- _About this exercise_
Copy all records verbatim.

Dataset rows describing interfaces:
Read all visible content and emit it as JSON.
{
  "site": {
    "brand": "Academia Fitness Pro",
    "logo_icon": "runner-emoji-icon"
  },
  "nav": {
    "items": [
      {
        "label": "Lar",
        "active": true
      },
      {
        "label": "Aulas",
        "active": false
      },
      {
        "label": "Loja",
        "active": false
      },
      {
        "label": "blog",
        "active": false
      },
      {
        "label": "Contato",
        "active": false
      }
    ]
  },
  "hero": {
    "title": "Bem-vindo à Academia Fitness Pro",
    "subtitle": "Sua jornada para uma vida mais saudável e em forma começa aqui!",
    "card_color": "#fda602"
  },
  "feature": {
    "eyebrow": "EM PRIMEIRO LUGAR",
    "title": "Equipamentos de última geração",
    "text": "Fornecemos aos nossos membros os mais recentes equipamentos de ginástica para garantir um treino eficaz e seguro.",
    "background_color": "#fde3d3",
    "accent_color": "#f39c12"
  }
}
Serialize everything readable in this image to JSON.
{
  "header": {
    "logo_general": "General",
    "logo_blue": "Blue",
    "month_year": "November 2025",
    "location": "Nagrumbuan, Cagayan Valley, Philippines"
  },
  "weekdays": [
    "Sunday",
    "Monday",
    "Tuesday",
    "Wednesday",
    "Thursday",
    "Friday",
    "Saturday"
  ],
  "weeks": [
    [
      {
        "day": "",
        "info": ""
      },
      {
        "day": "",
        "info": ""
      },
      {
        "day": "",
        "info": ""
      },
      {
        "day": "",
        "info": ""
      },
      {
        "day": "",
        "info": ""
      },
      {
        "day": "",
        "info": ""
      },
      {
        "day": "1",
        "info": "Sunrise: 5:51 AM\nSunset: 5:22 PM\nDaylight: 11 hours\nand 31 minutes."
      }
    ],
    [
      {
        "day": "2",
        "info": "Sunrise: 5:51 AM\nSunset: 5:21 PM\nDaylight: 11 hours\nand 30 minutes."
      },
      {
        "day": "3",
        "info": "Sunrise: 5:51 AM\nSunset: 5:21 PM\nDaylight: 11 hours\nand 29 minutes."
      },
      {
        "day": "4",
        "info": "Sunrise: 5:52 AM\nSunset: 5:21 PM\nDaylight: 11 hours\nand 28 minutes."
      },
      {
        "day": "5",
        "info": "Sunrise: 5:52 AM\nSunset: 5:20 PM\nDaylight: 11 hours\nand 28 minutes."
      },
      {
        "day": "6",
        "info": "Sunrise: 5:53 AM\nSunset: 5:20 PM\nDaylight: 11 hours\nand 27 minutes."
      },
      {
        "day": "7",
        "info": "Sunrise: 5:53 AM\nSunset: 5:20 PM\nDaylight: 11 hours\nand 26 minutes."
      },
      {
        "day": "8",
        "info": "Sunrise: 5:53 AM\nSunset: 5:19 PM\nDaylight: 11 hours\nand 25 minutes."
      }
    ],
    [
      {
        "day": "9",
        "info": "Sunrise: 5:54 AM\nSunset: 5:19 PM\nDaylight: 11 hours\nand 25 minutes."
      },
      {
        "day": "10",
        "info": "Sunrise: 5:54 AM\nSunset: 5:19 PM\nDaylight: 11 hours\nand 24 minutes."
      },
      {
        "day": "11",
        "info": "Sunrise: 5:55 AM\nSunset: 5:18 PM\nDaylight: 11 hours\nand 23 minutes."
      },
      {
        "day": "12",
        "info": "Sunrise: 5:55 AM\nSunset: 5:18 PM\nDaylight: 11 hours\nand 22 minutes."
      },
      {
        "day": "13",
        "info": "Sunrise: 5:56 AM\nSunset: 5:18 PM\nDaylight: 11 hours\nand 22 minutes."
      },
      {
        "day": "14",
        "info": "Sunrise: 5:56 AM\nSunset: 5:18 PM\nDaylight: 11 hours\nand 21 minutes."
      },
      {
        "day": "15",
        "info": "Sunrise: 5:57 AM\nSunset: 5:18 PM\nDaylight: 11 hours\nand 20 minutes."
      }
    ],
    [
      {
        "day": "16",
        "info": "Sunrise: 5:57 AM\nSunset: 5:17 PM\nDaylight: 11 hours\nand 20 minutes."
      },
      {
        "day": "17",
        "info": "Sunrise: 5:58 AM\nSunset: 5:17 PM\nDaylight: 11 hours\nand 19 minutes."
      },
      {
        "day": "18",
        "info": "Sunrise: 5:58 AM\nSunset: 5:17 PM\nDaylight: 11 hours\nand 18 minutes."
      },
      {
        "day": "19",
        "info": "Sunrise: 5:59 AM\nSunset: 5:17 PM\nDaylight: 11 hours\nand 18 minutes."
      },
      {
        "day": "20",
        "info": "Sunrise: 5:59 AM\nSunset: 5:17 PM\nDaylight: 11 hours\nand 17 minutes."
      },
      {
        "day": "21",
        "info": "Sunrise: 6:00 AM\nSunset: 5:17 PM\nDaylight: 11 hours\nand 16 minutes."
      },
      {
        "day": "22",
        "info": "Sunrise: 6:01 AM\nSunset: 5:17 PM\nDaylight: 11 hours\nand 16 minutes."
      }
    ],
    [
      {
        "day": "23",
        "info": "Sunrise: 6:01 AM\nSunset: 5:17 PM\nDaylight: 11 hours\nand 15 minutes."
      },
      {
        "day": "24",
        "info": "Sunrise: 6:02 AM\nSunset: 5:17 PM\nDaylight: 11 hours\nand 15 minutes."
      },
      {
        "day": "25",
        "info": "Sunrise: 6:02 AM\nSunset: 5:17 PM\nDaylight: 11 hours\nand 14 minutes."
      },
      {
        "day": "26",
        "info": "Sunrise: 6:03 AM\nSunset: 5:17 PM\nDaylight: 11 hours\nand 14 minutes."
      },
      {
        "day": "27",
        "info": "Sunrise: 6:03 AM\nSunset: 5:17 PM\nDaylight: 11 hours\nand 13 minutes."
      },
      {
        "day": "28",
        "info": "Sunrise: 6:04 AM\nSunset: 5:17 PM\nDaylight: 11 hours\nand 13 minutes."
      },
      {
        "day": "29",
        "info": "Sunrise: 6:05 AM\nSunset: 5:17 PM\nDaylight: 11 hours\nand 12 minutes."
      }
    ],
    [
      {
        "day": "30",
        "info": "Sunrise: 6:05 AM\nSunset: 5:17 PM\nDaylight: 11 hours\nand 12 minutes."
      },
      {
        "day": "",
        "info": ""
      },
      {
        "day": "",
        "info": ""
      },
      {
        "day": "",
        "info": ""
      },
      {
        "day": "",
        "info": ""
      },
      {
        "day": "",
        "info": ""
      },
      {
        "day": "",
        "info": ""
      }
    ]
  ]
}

- _Problem solution_
Read all visible content and emit it as JSON.
{
  "site": {
    "brand": "Academia Fitness Pro",
    "logo_icon": "runner-emoji-icon"
  },
  "nav": {
    "items": [
      {
        "label": "Lar",
        "active": true
      },
      {
        "label": "Aulas",
        "active": false
      },
      {
        "label": "Loja",
        "active": false
      },
      {
        "label": "blog",
        "active": false
      },
      {
        "label": "Contato",
        "active": false
      }
    ]
  },
  "hero": {
    "title": "Bem-vindo à Academia Fitness Pro",
    "subtitle": "Sua jornada para uma vida mais saudável e em forma começa aqui!",
    "card_color": "#fda602"
  },
  "feature": {
    "eyebrow": "EM PRIMEIRO LUGAR",
    "title": "Equipamentos de última geração",
    "text": "Fornecemos aos nossos membros os mais recentes equipamentos de ginástica para garantir um treino eficaz e seguro.",
    "background_color": "#fde3d3",
    "accent_color": "#f39c12"
  }
}
Serialize everything readable in this image to JSON.
{
  "header": {
    "logo_general": "General",
    "logo_blue": "Blue",
    "month_year": "November 2025",
    "location": "Nagrumbuan, Cagayan Valley, Philippines"
  },
  "weekdays": [
    "Sunday",
    "Monday",
    "Tuesday",
    "Wednesday",
    "Thursday",
    "Friday",
    "Saturday"
  ],
  "weeks": [
    [
      {
        "day": "",
        "info": ""
      },
      {
        "day": "",
        "info": ""
      },
      {
        "day": "",
        "info": ""
      },
      {
        "day": "",
        "info": ""
      },
      {
        "day": "",
        "info": ""
      },
      {
        "day": "",
        "info": ""
      },
      {
        "day": "1",
        "info": "Sunrise: 5:51 AM\nSunset: 5:22 PM\nDaylight: 11 hours\nand 31 minutes."
      }
    ],
    [
      {
        "day": "2",
        "info": "Sunrise: 5:51 AM\nSunset: 5:21 PM\nDaylight: 11 hours\nand 30 minutes."
      },
      {
        "day": "3",
        "info": "Sunrise: 5:51 AM\nSunset: 5:21 PM\nDaylight: 11 hours\nand 29 minutes."
      },
      {
        "day": "4",
        "info": "Sunrise: 5:52 AM\nSunset: 5:21 PM\nDaylight: 11 hours\nand 28 minutes."
      },
      {
        "day": "5",
        "info": "Sunrise: 5:52 AM\nSunset: 5:20 PM\nDaylight: 11 hours\nand 28 minutes."
      },
      {
        "day": "6",
        "info": "Sunrise: 5:53 AM\nSunset: 5:20 PM\nDaylight: 11 hours\nand 27 minutes."
      },
      {
        "day": "7",
        "info": "Sunrise: 5:53 AM\nSunset: 5:20 PM\nDaylight: 11 hours\nand 26 minutes."
      },
      {
        "day": "8",
        "info": "Sunrise: 5:53 AM\nSunset: 5:19 PM\nDaylight: 11 hours\nand 25 minutes."
      }
    ],
    [
      {
        "day": "9",
        "info": "Sunrise: 5:54 AM\nSunset: 5:19 PM\nDaylight: 11 hours\nand 25 minutes."
      },
      {
        "day": "10",
        "info": "Sunrise: 5:54 AM\nSunset: 5:19 PM\nDaylight: 11 hours\nand 24 minutes."
      },
      {
        "day": "11",
        "info": "Sunrise: 5:55 AM\nSunset: 5:18 PM\nDaylight: 11 hours\nand 23 minutes."
      },
      {
        "day": "12",
        "info": "Sunrise: 5:55 AM\nSunset: 5:18 PM\nDaylight: 11 hours\nand 22 minutes."
      },
      {
        "day": "13",
        "info": "Sunrise: 5:56 AM\nSunset: 5:18 PM\nDaylight: 11 hours\nand 22 minutes."
      },
      {
        "day": "14",
        "info": "Sunrise: 5:56 AM\nSunset: 5:18 PM\nDaylight: 11 hours\nand 21 minutes."
      },
      {
        "day": "15",
        "info": "Sunrise: 5:57 AM\nSunset: 5:18 PM\nDaylight: 11 hours\nand 20 minutes."
      }
    ],
    [
      {
        "day": "16",
        "info": "Sunrise: 5:57 AM\nSunset: 5:17 PM\nDaylight: 11 hours\nand 20 minutes."
      },
      {
        "day": "17",
        "info": "Sunrise: 5:58 AM\nSunset: 5:17 PM\nDaylight: 11 hours\nand 19 minutes."
      },
      {
        "day": "18",
        "info": "Sunrise: 5:58 AM\nSunset: 5:17 PM\nDaylight: 11 hours\nand 18 minutes."
      },
      {
        "day": "19",
        "info": "Sunrise: 5:59 AM\nSunset: 5:17 PM\nDaylight: 11 hours\nand 18 minutes."
      },
      {
        "day": "20",
        "info": "Sunrise: 5:59 AM\nSunset: 5:17 PM\nDaylight: 11 hours\nand 17 minutes."
      },
      {
        "day": "21",
        "info": "Sunrise: 6:00 AM\nSunset: 5:17 PM\nDaylight: 11 hours\nand 16 minutes."
      },
      {
        "day": "22",
        "info": "Sunrise: 6:01 AM\nSunset: 5:17 PM\nDaylight: 11 hours\nand 16 minutes."
      }
    ],
    [
      {
        "day": "23",
        "info": "Sunrise: 6:01 AM\nSunset: 5:17 PM\nDaylight: 11 hours\nand 15 minutes."
      },
      {
        "day": "24",
        "info": "Sunrise: 6:02 AM\nSunset: 5:17 PM\nDaylight: 11 hours\nand 15 minutes."
      },
      {
        "day": "25",
        "info": "Sunrise: 6:02 AM\nSunset: 5:17 PM\nDaylight: 11 hours\nand 14 minutes."
      },
      {
        "day": "26",
        "info": "Sunrise: 6:03 AM\nSunset: 5:17 PM\nDaylight: 11 hours\nand 14 minutes."
      },
      {
        "day": "27",
        "info": "Sunrise: 6:03 AM\nSunset: 5:17 PM\nDaylight: 11 hours\nand 13 minutes."
      },
      {
        "day": "28",
        "info": "Sunrise: 6:04 AM\nSunset: 5:17 PM\nDaylight: 11 hours\nand 13 minutes."
      },
      {
        "day": "29",
        "info": "Sunrise: 6:05 AM\nSunset: 5:17 PM\nDaylight: 11 hours\nand 12 minutes."
      }
    ],
    [
      {
        "day": "30",
        "info": "Sunrise: 6:05 AM\nSunset: 5:17 PM\nDaylight: 11 hours\nand 12 minutes."
      },
      {
        "day": "",
        "info": ""
      },
      {
        "day": "",
        "info": ""
      },
      {
        "day": "",
        "info": ""
      },
      {
        "day": "",
        "info": ""
      },
      {
        "day": "",
        "info": ""
      },
      {
        "day": "",
        "info": ""
      }
    ]
  ]
}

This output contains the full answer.